But there were improvements. Between 2014 and 2015 VanGorder’s unit got a better handle on up-tempo attacks. An offseason committed to stopping the option saw those goals achieved with successful defensive performances against Georgia Tech and Navy. And even if VanGorder’s veteran-heavy 2015 unit was mostly moving on (the talent exodus is staggering now that you look at it), most had talked themselves into believing that Year Three would have better institutional knowledge for all, a depth chart ready to step in and perform.

[A necessary footnote: Luck certainly wasn’t on VanGorder’s side. Injuries, transfers and suspensions certainly didn’t do him any favors, either. Whether it was the disappearance of edge rushers—Kolin Hill, Jhonny Williams, Bo Wallace—or the loss of KeiVarae Russell and Max Redfield, injuries to Jarron Jones, Shaun Crawford, Nick Watkins and Drue Tranquill, there was always the defense VanGorder hoped to put on the field… and then the one that he actually did.]



Austin, Texas. Opening night, 2016.

The Irish defense was exposed against the Longhorns, shredded by both the power running attack and freshman Shane Buechele’s passing. It was an all-systems failure: Scheme, blown assignments, questionable personnel decisions—all pointing back to a game plan that required a bunch of assumptions (new offensive coordinator Sterlin Gilbert was difficult to scout), but nonetheless was a disastrous start.

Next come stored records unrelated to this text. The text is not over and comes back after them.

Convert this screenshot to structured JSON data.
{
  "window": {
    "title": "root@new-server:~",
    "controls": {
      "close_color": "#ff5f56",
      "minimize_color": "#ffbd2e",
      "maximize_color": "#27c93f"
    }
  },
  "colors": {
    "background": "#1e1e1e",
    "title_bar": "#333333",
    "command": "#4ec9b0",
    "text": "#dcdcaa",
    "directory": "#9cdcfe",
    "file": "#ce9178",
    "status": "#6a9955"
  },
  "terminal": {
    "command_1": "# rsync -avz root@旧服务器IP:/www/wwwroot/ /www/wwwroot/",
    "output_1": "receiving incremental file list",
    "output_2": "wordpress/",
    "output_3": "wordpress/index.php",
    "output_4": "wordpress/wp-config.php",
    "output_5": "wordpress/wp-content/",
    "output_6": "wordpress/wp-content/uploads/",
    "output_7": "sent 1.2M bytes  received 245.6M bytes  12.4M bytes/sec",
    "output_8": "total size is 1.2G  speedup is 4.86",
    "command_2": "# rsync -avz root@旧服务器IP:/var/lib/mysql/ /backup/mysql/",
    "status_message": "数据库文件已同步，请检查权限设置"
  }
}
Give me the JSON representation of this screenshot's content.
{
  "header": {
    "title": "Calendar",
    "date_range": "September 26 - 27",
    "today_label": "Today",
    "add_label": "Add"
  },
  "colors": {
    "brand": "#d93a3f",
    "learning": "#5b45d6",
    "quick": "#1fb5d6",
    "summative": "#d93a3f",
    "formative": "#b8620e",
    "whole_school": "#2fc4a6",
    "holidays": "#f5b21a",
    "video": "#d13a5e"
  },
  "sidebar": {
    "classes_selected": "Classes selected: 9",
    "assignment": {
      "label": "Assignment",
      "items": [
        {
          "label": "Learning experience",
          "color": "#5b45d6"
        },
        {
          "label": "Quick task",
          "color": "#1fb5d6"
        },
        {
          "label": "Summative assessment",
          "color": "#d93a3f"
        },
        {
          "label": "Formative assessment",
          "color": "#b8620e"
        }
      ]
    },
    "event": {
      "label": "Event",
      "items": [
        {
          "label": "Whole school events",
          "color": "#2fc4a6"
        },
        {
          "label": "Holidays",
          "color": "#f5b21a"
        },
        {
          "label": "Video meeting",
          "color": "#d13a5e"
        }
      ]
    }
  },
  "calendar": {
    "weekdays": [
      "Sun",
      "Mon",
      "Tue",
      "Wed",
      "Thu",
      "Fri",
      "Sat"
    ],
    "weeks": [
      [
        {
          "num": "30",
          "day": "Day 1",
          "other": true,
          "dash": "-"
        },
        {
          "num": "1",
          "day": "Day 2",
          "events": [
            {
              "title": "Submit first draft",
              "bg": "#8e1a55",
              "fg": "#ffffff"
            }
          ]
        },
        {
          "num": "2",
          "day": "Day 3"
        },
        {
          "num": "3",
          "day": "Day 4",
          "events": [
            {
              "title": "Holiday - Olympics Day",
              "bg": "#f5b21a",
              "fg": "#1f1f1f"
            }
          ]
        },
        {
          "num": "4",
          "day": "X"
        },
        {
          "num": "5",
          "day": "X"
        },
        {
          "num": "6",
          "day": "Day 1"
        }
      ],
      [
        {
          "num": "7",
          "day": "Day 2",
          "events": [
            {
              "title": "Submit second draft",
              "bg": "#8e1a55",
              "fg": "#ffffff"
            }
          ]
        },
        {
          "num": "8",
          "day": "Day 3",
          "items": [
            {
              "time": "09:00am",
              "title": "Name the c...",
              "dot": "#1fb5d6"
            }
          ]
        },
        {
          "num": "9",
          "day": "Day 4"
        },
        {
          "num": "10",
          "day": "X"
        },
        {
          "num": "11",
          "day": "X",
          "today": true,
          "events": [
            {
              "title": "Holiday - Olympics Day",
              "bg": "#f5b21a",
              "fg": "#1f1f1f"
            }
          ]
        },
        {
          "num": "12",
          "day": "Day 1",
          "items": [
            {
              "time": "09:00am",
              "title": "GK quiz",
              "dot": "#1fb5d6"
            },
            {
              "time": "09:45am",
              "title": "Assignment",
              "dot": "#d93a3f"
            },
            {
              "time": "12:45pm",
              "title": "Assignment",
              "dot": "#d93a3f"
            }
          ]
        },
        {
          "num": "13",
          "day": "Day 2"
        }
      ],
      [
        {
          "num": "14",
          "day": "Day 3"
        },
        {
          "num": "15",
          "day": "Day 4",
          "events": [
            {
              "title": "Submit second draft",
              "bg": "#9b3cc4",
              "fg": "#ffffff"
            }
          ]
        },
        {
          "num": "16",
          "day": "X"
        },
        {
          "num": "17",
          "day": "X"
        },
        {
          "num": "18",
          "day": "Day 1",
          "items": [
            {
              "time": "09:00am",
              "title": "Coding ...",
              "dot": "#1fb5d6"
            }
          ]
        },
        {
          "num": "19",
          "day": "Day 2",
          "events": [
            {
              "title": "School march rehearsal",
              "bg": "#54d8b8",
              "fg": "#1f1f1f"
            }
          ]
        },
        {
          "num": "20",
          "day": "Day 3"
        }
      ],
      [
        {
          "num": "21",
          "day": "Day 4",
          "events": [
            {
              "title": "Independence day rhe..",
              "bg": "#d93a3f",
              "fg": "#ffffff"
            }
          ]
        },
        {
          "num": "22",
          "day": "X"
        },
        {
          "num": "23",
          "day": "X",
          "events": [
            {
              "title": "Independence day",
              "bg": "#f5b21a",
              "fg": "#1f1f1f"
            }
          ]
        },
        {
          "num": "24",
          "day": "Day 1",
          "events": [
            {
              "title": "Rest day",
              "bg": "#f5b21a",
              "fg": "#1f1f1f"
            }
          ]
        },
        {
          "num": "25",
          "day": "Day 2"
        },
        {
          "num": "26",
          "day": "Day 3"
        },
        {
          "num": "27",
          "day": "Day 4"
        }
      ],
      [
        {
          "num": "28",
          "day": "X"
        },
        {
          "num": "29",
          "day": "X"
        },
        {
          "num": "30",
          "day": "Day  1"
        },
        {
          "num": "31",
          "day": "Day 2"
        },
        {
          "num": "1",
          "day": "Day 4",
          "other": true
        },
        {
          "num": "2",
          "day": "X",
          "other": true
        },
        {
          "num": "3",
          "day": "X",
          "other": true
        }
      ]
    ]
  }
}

Even if Kelly gave the staff’s performance a passing grade, by noon after the loss to Duke, the decision was made to relieve VanGorder of his duties.

“This is a difficult decision,” Kelly said in a statement. “I have the utmost respect for Brian as both a person and football coach, but our defense simply isn’t it where it should be and I believe this change is necessary for the best interest of our program and our student-athletes.”



While Kelly won’t likely go any deeper into the decision to make the change than he’s done in a few media sessions, it’s telling just how different the defense is organized with VanGorder out the door.

Full-unit meetings have been turned into position group teaching sessions. Depth chart’s have been reshuffled, resulting in major personnel changes. A base three-man front has taken over as the status quo. And the defense has stopped giving up points and big plays, especially after they found their footing against Syracuse.

Where Kelly goes from here is anyone’s guess—especially considering he’s still trying his best to get this season under control. But after tapping into his personal coaching network to fill a premium vacancy, don’t expect Kelly to settle on the familiar—or for Swarbrick to allow it—when his roster is loaded with young talent and in need of a fundamentally sound plan.